Press Clipping
Q&A: Amira Medunjanin sings the blues

Tickets: $40 at

Amira Medunjanin has been described as Bosnia’s answer to Billie Holiday. And, on her fifth studio album Damar (out Nov. 18), the Sarajevo-raised accountant-turned-vocalist sings the blues — specifically, a spare, evocative style of song called sevdah (Turkish for “amorous yearning and ecstasy of love” that dates back hundreds of years. We talked to the accountant-turned-singer, who’s in Vancouver with her three-piece band Nov. 12, about coming to North America, going underground during the siege of Sarajevo, and bringing a taste of the Balkans to new audiences.

Q: Is this your first North American tour?

A: This is my first North American visit ever. You can just imagine how I feel. In addition to being jet-lagged, there are two excitements — having a concert, and visiting a country for the first time.

Q: Are there any historic musical landmarks you want to visit?

A: Well, everybody tells me that I should visit Nashville. I love country music. The sound is very close to me. I have a friend who lives in Sarajevo at the moment who is originally from Nashville. I’d like to go to a place, like I’ve seen on television, where people are sitting in a bar and playing country music. Nothing fancy schmancy, you know what I mean? Really just in a pub or bar, for a touch of local feeling. That’s what I’d like to experience.

Q: During the siege of Sarajevo (1992-1996), there was apparently an underground music scene. Were you part of that?

A: Well, we were all part of an underground musical scene because we were trying in every possible way to entertain ourselves in those trying times. There were many concerts happening, whenever we had a chance, with candles. I would sing with my friends, you know. Not professionally. I wasn’t thinking of becoming a singer at that time. Many bands that were remaining in Sarajevo would put on a gig for all of us. It was fun.

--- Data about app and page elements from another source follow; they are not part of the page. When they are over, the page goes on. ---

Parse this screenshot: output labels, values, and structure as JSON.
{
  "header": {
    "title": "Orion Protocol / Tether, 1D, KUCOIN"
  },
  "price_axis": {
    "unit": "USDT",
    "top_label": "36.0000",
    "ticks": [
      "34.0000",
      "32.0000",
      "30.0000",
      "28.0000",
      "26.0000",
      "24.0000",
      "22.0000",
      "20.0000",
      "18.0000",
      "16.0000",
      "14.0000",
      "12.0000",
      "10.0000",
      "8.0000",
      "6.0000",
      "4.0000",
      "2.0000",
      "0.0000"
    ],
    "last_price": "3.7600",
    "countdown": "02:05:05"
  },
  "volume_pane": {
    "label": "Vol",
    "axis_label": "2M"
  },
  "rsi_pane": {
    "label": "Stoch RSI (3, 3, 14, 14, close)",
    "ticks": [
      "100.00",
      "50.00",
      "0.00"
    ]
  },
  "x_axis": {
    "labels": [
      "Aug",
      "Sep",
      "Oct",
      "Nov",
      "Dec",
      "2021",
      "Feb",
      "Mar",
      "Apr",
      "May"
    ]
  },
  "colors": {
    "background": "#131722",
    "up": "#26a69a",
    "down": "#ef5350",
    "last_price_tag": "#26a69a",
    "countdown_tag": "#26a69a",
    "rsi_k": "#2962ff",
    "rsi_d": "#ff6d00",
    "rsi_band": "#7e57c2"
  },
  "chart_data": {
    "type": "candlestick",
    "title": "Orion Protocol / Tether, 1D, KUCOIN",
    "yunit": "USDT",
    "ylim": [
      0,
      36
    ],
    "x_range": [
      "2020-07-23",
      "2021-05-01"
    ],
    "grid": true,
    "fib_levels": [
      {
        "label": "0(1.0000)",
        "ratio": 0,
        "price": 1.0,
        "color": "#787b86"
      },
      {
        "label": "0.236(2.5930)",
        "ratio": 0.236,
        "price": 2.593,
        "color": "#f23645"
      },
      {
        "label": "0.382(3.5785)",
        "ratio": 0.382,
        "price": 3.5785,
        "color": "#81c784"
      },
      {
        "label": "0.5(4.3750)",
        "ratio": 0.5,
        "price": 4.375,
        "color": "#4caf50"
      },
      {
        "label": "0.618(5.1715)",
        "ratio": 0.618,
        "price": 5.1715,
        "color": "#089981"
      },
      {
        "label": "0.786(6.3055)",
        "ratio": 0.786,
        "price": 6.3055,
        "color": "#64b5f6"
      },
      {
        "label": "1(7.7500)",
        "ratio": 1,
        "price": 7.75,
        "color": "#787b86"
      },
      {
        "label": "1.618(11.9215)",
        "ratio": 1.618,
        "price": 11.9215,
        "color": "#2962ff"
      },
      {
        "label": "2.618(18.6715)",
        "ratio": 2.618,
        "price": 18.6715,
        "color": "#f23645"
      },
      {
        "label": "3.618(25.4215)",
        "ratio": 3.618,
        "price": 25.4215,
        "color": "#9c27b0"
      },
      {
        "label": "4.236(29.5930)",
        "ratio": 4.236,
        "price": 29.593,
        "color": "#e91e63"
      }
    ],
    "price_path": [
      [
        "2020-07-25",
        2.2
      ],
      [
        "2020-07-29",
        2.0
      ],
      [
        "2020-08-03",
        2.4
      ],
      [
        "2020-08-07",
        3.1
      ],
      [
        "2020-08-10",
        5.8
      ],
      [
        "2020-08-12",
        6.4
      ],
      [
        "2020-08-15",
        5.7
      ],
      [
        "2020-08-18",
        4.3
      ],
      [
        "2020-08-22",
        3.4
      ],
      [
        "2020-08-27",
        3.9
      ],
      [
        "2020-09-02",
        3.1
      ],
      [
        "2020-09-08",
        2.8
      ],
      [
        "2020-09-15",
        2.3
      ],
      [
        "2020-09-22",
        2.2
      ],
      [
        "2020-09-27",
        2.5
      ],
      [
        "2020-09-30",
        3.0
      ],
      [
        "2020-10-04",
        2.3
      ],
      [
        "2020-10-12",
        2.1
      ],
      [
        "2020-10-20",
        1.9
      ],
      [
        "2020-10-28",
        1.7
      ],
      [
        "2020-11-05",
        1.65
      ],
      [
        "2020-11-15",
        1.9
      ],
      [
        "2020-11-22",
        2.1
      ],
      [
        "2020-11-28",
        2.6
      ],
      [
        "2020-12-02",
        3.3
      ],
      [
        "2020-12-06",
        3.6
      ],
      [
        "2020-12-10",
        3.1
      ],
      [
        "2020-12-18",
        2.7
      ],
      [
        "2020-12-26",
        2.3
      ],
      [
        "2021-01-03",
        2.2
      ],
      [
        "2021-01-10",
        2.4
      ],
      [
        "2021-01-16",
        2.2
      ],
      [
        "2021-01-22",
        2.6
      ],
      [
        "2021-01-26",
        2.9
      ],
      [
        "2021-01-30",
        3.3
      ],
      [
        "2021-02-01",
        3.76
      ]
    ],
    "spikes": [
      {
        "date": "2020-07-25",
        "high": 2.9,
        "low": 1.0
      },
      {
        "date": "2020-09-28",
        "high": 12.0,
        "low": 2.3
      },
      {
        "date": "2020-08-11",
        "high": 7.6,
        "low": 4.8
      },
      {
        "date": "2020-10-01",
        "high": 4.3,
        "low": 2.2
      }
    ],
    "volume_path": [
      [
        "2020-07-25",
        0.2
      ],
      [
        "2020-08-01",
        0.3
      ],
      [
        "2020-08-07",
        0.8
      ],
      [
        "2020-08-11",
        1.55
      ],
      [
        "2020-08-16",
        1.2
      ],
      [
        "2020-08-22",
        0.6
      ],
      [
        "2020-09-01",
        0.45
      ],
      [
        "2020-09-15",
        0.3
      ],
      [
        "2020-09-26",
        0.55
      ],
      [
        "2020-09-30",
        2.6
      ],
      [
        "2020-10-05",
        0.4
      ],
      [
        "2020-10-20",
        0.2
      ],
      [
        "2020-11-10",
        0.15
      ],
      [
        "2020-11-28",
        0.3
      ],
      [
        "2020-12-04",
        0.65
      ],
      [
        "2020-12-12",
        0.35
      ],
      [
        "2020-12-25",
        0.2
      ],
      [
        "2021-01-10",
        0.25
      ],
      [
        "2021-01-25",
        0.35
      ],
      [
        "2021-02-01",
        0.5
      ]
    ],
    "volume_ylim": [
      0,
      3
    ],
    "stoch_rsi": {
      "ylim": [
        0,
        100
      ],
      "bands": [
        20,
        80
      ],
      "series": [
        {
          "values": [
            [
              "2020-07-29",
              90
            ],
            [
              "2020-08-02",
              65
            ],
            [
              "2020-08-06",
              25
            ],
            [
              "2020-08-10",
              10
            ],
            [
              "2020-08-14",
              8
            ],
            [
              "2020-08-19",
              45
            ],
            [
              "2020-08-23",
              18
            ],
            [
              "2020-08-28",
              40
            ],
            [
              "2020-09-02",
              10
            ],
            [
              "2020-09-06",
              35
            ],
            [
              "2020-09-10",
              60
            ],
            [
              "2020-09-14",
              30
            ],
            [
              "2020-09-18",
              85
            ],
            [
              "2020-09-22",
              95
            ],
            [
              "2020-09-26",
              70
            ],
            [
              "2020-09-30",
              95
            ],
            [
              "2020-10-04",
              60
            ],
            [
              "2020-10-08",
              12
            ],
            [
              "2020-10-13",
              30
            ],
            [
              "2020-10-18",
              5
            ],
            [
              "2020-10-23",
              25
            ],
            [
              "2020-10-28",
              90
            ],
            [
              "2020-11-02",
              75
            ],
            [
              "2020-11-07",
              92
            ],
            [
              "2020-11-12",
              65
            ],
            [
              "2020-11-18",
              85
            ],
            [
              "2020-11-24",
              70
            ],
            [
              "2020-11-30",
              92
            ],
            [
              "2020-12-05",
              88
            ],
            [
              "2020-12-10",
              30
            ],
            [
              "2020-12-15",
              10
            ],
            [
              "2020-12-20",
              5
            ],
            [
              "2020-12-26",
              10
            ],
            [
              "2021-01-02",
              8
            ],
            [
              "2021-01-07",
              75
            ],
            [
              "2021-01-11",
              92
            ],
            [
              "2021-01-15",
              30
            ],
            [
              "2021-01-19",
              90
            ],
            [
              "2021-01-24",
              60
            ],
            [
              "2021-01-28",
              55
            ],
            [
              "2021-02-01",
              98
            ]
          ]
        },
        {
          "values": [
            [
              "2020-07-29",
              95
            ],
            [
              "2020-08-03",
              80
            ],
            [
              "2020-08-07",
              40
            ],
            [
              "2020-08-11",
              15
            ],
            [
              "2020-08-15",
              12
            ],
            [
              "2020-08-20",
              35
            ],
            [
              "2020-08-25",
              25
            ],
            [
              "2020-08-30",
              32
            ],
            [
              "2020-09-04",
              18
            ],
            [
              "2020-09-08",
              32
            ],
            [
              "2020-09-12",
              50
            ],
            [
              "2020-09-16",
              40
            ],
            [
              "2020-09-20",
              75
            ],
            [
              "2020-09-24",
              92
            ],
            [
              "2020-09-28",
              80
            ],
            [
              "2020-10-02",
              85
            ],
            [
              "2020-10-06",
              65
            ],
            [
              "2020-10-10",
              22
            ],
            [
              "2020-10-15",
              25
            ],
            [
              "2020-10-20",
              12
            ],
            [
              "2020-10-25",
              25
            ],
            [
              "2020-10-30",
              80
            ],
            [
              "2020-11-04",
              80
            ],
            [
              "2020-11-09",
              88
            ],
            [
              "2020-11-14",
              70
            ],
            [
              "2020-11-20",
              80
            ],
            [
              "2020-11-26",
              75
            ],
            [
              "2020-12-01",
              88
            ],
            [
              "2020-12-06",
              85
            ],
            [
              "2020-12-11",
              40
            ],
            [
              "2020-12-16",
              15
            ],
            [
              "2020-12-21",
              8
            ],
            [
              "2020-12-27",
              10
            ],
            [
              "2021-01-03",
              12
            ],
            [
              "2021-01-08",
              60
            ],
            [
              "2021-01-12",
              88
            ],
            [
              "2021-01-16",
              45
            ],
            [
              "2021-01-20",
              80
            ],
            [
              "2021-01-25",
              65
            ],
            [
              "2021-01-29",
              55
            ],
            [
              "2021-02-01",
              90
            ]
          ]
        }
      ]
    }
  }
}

Q: Was there a lot of anger in the music? Was there a lot punk rock?

A: It was a lot of punk rock, yeah. But at the same time, when we would socialize, and there was shelling outside, we would be in a shelter playing sevdah.

Q: For people far from home, hearing these traditional songs at your concerts must be emotionally overpowering.

A: It is, wherever we go, wherever we play. We bring a little bit of home and those previous lives back to them. For me it’s emotional. Even if I’m not far away from home. Just remembering certain things in your life — it doesn’t necessarily have to be related to home-longing or nostalgia. It’s just like a collection of different kind of memories in each song. People remember certain things, and certain people, and in the same way, it touches me. It’s not just geographical. I hope I’m making sense!

Q: You are. Thanks Amira, we’re looking forward to seeing you in Vancouver!

A: I have to say one thing. Coming to Canada is also a very special thing for me. During the bad times, back in the nineties, my best friend was from Ottawa. He was always saying, “Amira, this (Canada) is the best country in the world.” Next year, I think we’re going to go to Ottawa. I still keep in touch with him and his family. It’s a fantastic friendship we have. So it’s a special excitement to be visiting Canada for the first time.